Dog Breeders’ Tinkering Produced Breeds With Reorganized Brains

By Andrew Moseman | August 4, 2010 10:53 am

English_pointerHounds, pointers, and other dogs bred for their excellent abilities to pick up a scent tend to have longer snouts—but it’s not just that a bigger nose is a better one. Researchers have found that human domestication of dogs has shifted the structure and alignment of some dogs’ brains. And in those varieties with shorter snouts—which humans bred for other reasons, like appearance—the olfactory brain region rotated to a different part of their skull, leaving scientists to question whether we’ve crossed up their smelling abilities (and perhaps more).

Since the first wolf was domesticated an estimated 12,000 years ago, “selective breeding has produced a lot of [anatomical] variation, but probably the most dramatic is in terms of skull shape,” said study co-author Michael Valenzuela [National Geographic].

For this study, which appears in the open-access journal PLoS One, Valenzuela and colleagues examined the brains of 11 dog breeds and found great variation in the size and shape of their skulls. The breeds with shorter snouts had brains that rotated forward by as much as 15 degrees over the generations, the scientists say. That means that the olfactory lobe, as well as other parts  of these dogs‘ brains, has shifted position and shape because humans guided their evolution through domestication.

Valenzuela says that in particular humans might have altered the dogs’ rostral migratory stream, or RMS, a connection in the brain that’s important for the sense of smell.

“The RMS starts very deep in the middle of the brain and traces a very predictable path to the olfactory bulb…. Since the olfactory bulb has moved in brachycephalic [short-snouted] dogs, you’d expect to see a change in the course of the RMS, or it may be disregulated” [National Geographic].

The researchers don’t know yet how much the brain changes affect the dogs and their world of smell. But they say the differences in brain size are another surprise showing how diverse dogs can be.

As Dr. Valanzuela explains, the most astounding thing is that dogs’ brains can actually handle such huge differences in the shapes of the skulls that house them.
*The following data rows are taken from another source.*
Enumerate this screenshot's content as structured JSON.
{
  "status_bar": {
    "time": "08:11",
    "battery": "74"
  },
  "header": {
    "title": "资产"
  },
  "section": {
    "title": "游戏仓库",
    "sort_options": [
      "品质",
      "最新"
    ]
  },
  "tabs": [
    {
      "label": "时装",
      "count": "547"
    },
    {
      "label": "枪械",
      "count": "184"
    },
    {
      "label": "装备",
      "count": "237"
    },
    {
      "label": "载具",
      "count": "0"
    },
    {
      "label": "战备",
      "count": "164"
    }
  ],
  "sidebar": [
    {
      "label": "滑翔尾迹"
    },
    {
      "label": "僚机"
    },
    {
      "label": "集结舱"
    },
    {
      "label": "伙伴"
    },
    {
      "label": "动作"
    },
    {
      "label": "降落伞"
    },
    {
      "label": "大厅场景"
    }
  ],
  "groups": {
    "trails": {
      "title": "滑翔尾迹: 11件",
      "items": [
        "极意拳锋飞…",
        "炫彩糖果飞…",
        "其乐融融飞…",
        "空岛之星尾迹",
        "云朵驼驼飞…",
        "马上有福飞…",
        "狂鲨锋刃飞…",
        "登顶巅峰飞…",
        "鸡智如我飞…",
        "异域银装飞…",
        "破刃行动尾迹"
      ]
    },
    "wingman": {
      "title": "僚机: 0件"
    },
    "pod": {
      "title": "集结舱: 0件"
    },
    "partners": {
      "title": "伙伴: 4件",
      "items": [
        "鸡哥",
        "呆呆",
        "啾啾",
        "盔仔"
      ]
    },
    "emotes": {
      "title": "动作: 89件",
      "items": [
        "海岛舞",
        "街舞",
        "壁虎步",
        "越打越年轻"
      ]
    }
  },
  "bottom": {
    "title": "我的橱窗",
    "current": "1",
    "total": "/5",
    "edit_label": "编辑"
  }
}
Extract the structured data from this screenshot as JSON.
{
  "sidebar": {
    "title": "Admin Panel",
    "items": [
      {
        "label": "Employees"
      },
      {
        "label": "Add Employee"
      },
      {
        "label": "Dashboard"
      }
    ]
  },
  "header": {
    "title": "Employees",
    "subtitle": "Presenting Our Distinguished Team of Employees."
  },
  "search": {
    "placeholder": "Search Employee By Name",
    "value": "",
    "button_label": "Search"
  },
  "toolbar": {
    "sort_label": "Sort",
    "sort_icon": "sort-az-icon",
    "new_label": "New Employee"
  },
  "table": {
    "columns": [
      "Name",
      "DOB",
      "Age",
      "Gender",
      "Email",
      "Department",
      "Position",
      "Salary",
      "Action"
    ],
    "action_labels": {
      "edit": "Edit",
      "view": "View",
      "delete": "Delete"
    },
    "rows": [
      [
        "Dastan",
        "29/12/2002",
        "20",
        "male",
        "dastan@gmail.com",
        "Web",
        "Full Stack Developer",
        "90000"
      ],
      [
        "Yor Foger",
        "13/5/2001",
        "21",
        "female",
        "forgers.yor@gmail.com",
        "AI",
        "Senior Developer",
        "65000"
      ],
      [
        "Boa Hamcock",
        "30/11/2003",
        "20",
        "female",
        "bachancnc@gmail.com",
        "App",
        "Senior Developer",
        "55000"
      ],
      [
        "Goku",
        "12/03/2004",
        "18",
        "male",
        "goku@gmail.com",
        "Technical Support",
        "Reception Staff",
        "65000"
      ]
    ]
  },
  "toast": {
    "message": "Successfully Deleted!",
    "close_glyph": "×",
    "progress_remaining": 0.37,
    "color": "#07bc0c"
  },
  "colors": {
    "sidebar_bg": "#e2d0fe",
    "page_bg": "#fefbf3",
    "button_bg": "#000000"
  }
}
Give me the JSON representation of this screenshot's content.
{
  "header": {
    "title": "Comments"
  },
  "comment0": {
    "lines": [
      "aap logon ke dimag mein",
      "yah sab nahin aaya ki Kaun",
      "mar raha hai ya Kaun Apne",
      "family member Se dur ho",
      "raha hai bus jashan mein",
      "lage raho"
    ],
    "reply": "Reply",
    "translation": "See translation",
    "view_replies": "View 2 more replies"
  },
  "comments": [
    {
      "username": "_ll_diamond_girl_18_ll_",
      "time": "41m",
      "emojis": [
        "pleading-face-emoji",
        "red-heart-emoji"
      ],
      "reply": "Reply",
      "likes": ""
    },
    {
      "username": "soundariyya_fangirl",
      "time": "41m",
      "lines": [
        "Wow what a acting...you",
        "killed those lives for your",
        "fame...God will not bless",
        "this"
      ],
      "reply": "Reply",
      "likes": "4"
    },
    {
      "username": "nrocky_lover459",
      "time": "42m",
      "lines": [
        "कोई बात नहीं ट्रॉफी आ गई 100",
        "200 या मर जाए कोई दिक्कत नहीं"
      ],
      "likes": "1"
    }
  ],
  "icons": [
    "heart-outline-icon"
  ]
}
Dogs have already shown unprecedented levels of variety in their different physical breeds, but the variation in brain organization is an even more fundamental and thus more incredible form of diversity across the species [io9].

Related Content:
DISCOVER: Ascent of the Dog
80beats: Dogs Think Like Babies, While Wolves Think for Themselves
80beats: CSI Canine: Dog DNA Can Help Cops Nab Dog-Fight Criminals
80beats: Men & Dogs First Became Best Friends in the Middle East
80beats: Revealed: The Genetic Secret of the Dachshund’s Stubby Legs
80beats: Hairless Dogs Give up the Genetic Secret of Their Bald Glory

Image: Wikimedia Commons

CATEGORIZED UNDER: Living World, Mind & Brain

Discover's Newsletter

Sign up to get the latest science news delivered weekly right to your inbox!


80beats is DISCOVER's news aggregator, weaving together the choicest tidbits from the best articles covering the day's most compelling topics.

See More

Collapse bottom bar